The Hawks played without starting goalie Corey Crawford and forwards Artem Anisimov, Marian Hossa and Andrew Shaw. Defenseman Duncan Keith is still suspended. But there are plenty of reasons to be optimistic. Darling has played well in Crawford’s absence. Toews is looking like himself again, with a goal in each of his last three games. Patrick Kane and Artemi Panarin are playing at a cheat code level, now having 19 combined points in their past four games. The Breadman has played especially well of late, so well that Kane, who has a Calder Trophy on resumé, laughed off comparisons between their rookie seasons.
“His is far and away better than mine,” Kane said. “He’s come into this league and been an impact player right away, and has a presence on the ice every time he’s out there … he’s probably way more of a threat than I was during my first season in the league.”
Injuries will be a factor for both of these teams going forward. St. Louis is just as banged up as Chicago; they’ll be without Backes and Allen for the remainder of the regular season, and they’re still waiting for Fabbri to return. Luckily, Elliott is playing like the best goaltender in the league right now, and they won’t need Allen if Elliott stays healthy. The veteran showed again on Thursday night that he can singlehandedly win a game against a potent offense, which is a recipe for success in the playoffs.

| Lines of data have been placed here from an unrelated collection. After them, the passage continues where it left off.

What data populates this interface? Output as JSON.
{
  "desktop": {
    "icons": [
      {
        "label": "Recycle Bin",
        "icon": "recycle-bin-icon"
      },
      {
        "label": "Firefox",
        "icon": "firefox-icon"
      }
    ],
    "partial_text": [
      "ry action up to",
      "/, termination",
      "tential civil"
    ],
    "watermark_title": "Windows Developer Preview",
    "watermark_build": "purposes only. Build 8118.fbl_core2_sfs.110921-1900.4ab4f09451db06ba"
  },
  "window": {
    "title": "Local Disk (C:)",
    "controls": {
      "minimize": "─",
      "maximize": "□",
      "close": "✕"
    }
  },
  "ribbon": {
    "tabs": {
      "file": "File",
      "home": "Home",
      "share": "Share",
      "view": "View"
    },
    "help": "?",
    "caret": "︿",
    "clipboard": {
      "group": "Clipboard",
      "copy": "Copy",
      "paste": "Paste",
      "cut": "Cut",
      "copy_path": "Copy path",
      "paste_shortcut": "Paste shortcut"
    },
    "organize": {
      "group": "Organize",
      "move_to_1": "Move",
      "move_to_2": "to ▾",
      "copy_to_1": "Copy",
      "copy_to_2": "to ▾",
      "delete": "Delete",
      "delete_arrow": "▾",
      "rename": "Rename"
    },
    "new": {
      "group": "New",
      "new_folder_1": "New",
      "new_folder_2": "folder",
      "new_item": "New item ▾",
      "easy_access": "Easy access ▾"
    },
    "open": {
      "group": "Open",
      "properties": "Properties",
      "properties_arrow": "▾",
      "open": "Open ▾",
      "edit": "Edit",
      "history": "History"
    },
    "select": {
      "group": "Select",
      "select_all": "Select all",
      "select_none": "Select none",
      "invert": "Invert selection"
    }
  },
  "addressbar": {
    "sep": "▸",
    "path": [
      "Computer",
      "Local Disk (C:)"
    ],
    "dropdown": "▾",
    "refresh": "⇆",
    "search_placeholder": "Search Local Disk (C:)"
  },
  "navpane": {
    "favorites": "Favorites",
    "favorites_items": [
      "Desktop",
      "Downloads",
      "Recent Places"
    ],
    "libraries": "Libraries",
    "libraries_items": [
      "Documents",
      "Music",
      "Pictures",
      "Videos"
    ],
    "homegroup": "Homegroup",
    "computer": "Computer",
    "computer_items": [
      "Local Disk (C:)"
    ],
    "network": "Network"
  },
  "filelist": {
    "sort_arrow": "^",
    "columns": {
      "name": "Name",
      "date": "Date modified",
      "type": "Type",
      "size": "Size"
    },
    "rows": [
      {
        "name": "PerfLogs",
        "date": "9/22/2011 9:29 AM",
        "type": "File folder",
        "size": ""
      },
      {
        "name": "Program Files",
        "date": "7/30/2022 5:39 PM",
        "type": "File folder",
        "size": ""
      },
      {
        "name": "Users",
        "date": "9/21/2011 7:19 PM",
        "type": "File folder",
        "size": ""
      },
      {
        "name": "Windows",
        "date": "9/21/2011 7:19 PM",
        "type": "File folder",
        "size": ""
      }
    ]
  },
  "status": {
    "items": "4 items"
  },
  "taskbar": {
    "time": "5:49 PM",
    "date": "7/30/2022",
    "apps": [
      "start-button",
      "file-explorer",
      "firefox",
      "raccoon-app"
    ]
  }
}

The field is not yet set, but if Dallas can put Nashville away on Saturday, these two teams will be back at it next week at the Scottrade Center in St. Louis. If Thursday’s game is any indicator, the hockey world will be in for a treat.